Something that hasn’t yet sunk into the regional psyche has surfaced in the local media: Philly is getting richer and its suburbs poorer.
That’s a slight oversimplifcation of the latest data from the U.S. Census Bureau’s annual American Community Survey, but it accurately captures the general thrust of the trend.
Christopher Sawyer broke down the numbers over on his Philadelinquency blog, and they show that deep poverty — households with incomes at or below 50 percent of the Federal poverty line — fell in the city from 2011 to 2012. On top of that, the ranks of the well off — while still about one-sixth the size of the desperately poor — shot up dramatically over that same year.
Meanwhile, as Inquirer reporter Alfred Lubano noted, the ranks of the desperately poor shot up in the two counties that contain most of the region's so-called "inner ring" suburbs. In Camden County, New Jersey, deep poverty rose 19 percent from 2011 to 2012; in Delaware County, Pennsylvania, it rose 5 percent — about the same amount by which it fell in Philadelphia.
What these numbers mean, Sawyer suggests, is that the poorest of the poor are pulling up stakes and moving to outlying communities. Certainly the rapid gentrification of poor neighborhoods like Point Breeze and Francisville might lead one to conclude this.

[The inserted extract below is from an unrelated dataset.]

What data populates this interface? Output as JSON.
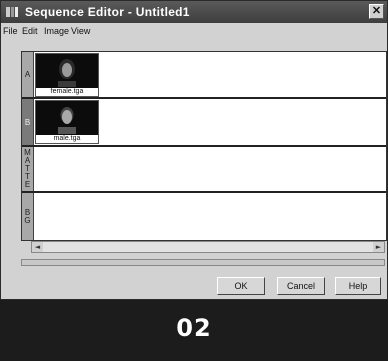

But the profile of one Chester family in Lubano's report opens up another possibility, one raised by another set of numbers: The middle class may be getting poor in place as well.
Donald Grover and Melissa Zirilli both held jobs once. Now, as Lubano's story points out, neither do. And with the loss of jobs came a dramatic fall in income that has subtracted one middle-class family from a corner of Chester and added one desperately poor one.
The figures Sawyer posts also reveal that the middle class is having a rough go of it in Philly, too. While those in the middle of the middle - households earning from $50,000 to $74,999 a year — and near its top — those earning from $100,000 to $149,999 — also rose in number in Philly, the lower middle class ($25,000-$49,999) and the just-above-the-middle ($75,000-$99,999) both slipped last year. Overall, the broad middle class — the households earning from $25,000 to $150,000 annually — appears to be barely treading water. (The ranks of the working poor, those earning between $15,000 and $24,999 annually, rose slightly.)
That raises the prospect that Philadelphia might eventually become part of that cohort of cities to which most of our Northeast peers belong: Cities with lots of rich folks, some poor ones, and not much in between.
This certainly has plenty of people anxious in the Northeast, the bastion of that post-World War II middle class. The longtime residents see that bastion eroding (even though immigrants may actually be shoring parts of it up), and in their eyes, the future looks an awful lot like Chester. They're not totally off base, either: Many of the more working-class parts of the Northeast have indeed gotten poorer much as those "inner ring" suburbs have.
What's more worrisome, though, is that right now, the policy folks seem not to have a clue about what to do to keep the middle class thriving in Philly. Some, like Councilman Bobby Henon, grasp a piece of the challenge: By making the revival of manufacturing in the city a signature issue, he has recognized that part of the answer lies in creating more good jobs for those who either didn't or don't want to go to college. But while it contains lots of ideas for keeping the poor from getting poorer, the biggest of the city's recent initiatives, "Shared Prosperity," seems light on the parts that might keep the barely prosperous from slipping down the ladder the way Grover and Zirilli have.
Are tax cuts, that favorite of so many residents, the answer? I'm not that sure about this, at least as far as individual taxes go; the taxes the people in the middle pay may now be approaching city-suburban parity. For businesses, however, it may be a different story. Making it easier for small businesses to establish themselves, grow and flourish in Philly will help both the middle class and the poor — and it won't be all that bad for the affluent either.
Veteran reporter-editor Sandy Smith has been scribbling away since his youth, when The Kansas City Star hired him as a summer reporting intern out of high school. Part of the team that launched an award-winning newspaper at Penn and founder of another at Widener University, he is currently editor-in-chief of the Philadelphia Real Estate Blog and contributes to Philadelphia magazine’s Property blog as well as other local publications.